--- Task ---
Copy out all the lines of the data that hold the word "this".

[Items from an interface collection]
Segment Open

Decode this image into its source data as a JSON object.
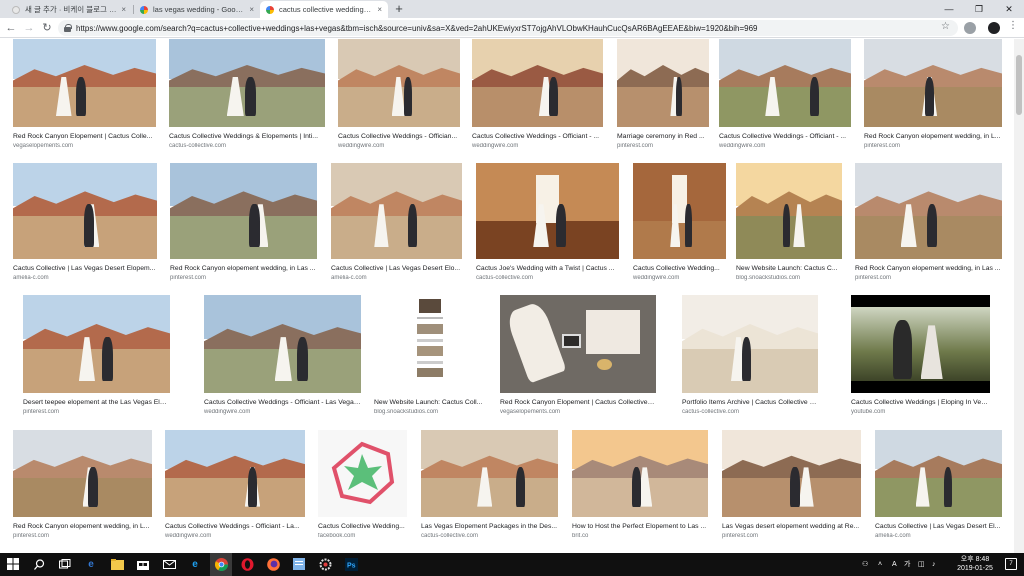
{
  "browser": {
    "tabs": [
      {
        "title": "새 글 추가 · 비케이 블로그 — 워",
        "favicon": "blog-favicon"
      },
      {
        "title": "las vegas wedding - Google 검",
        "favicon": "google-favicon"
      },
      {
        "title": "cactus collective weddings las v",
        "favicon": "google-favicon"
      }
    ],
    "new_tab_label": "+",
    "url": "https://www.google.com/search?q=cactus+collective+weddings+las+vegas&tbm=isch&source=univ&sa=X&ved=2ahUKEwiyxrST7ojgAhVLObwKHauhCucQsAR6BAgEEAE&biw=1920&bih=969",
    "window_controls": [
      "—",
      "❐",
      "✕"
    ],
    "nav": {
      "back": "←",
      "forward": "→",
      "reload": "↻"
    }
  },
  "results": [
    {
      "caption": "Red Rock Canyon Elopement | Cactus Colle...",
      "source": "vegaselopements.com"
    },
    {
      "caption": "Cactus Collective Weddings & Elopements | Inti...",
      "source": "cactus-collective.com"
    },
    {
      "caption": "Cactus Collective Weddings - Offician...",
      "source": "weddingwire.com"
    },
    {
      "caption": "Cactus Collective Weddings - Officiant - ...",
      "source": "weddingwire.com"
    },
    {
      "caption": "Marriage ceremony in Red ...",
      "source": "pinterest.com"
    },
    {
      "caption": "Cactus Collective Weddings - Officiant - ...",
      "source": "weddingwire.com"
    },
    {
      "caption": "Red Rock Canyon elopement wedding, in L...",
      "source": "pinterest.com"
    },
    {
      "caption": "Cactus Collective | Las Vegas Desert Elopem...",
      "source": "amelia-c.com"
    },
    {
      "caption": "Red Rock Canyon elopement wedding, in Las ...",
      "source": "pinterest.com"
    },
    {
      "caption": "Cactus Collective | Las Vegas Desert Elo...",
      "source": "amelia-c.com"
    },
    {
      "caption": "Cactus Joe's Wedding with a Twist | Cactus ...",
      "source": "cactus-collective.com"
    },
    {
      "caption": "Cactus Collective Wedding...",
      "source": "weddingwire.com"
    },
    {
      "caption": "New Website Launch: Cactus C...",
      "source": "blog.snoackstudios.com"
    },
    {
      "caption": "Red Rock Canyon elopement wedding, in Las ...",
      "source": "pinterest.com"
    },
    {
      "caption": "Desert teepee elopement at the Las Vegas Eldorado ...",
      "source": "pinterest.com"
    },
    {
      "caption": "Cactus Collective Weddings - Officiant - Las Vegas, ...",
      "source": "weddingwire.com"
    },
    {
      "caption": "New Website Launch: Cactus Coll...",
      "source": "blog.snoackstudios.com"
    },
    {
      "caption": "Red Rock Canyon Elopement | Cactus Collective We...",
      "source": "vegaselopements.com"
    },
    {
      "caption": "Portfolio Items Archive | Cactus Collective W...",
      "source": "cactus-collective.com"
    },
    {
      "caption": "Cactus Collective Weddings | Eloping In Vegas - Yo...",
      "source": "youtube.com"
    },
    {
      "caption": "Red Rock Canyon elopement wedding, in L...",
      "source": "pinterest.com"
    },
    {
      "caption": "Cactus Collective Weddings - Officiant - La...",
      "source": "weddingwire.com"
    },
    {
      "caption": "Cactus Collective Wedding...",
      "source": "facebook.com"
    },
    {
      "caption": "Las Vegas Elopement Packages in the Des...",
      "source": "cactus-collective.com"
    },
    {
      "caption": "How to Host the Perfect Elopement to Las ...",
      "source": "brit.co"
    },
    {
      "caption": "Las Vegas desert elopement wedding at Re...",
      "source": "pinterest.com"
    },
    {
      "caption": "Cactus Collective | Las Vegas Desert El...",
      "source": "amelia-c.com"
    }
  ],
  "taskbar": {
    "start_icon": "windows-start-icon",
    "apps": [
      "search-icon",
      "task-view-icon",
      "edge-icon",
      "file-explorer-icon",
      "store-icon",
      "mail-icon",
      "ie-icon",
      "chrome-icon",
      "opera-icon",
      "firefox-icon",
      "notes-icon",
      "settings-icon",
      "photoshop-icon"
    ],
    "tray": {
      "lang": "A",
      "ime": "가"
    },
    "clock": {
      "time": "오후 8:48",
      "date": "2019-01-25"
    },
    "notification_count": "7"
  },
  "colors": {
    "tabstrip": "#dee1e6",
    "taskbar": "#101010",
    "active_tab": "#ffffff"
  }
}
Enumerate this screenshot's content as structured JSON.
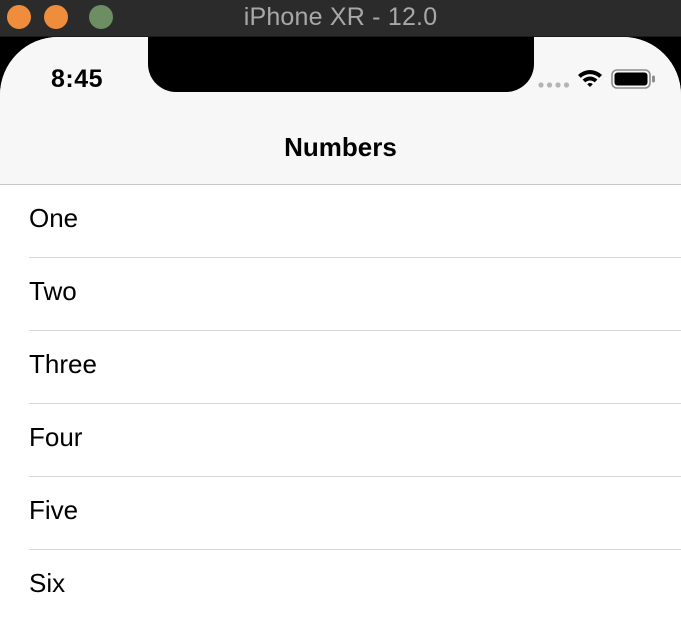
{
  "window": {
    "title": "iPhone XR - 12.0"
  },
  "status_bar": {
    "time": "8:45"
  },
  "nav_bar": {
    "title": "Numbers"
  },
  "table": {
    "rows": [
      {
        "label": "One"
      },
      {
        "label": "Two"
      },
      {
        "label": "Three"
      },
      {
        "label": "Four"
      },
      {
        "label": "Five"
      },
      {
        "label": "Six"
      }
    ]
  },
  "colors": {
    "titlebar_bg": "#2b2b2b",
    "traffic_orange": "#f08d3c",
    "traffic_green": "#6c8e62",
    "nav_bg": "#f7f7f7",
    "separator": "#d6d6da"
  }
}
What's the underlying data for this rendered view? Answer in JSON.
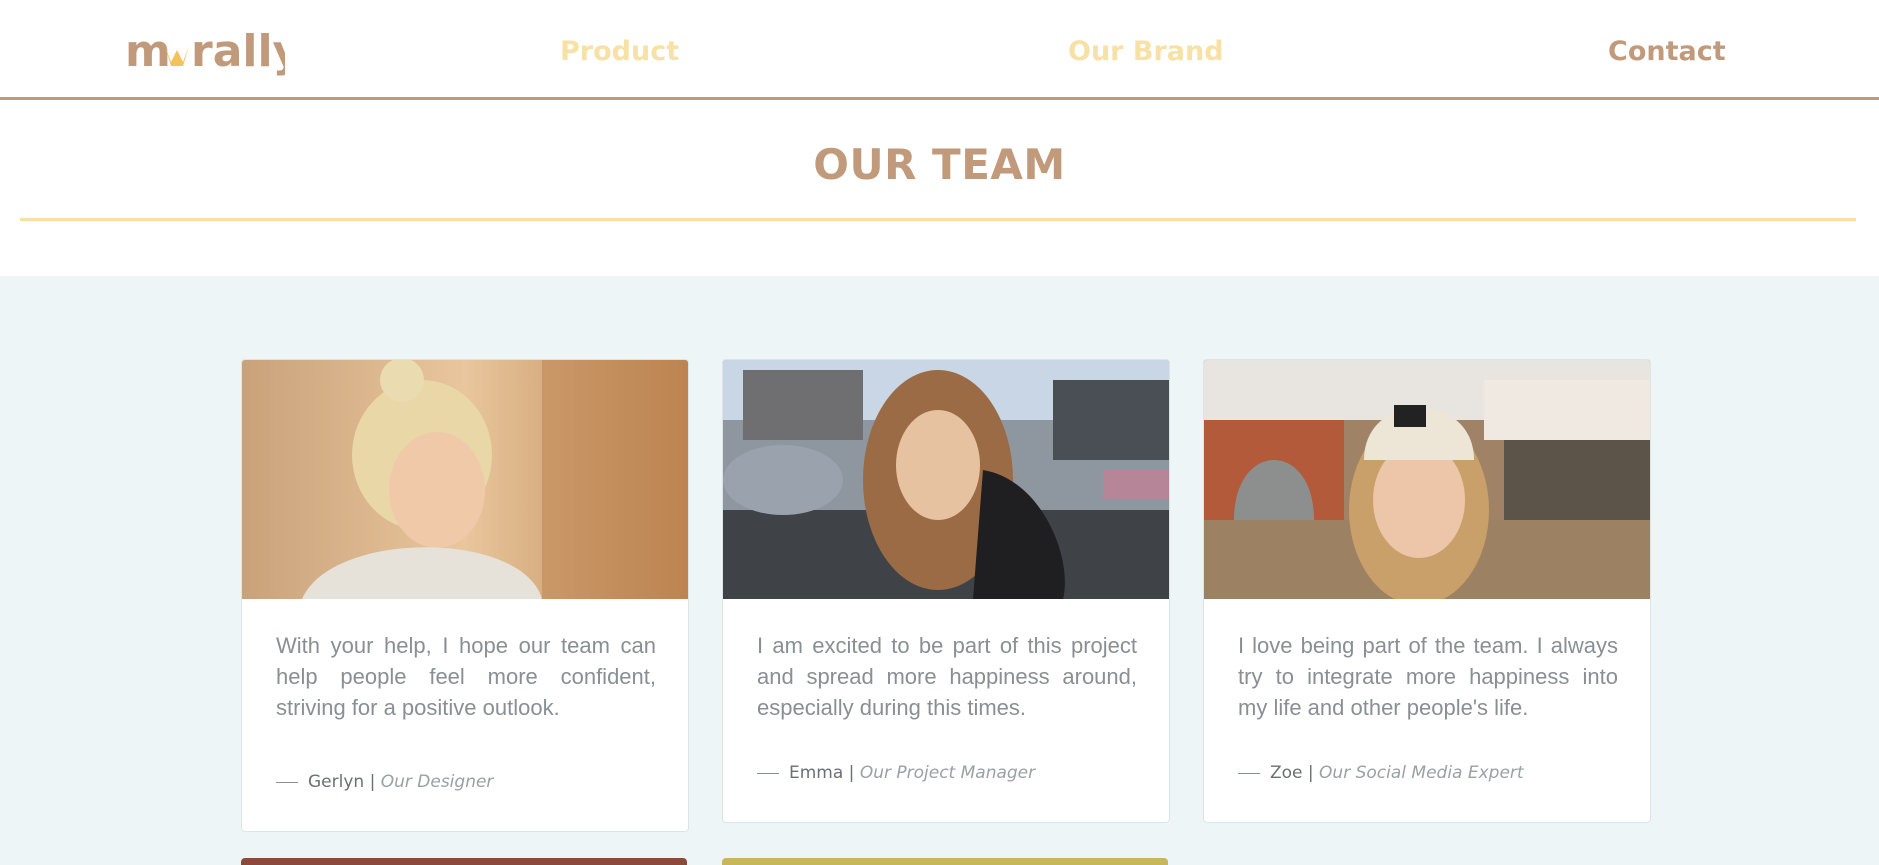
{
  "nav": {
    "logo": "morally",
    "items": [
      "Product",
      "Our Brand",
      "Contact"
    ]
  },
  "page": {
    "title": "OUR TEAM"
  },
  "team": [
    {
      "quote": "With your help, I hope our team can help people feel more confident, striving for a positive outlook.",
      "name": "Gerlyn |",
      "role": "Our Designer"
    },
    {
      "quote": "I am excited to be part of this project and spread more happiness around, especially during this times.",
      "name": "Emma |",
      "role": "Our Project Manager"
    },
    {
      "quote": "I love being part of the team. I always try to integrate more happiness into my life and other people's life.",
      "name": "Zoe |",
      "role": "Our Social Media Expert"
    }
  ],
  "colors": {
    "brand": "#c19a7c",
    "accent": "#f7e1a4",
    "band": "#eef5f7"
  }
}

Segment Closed

--- Task output ---
Decode this image into its source data as a JSON object.
Enumerate this screenshot's content as structured JSON.
What's the underlying data for this rendered view? Answer in JSON.
      "quote": "I am excited to be part of this project and spread more happiness around, especially during this times.",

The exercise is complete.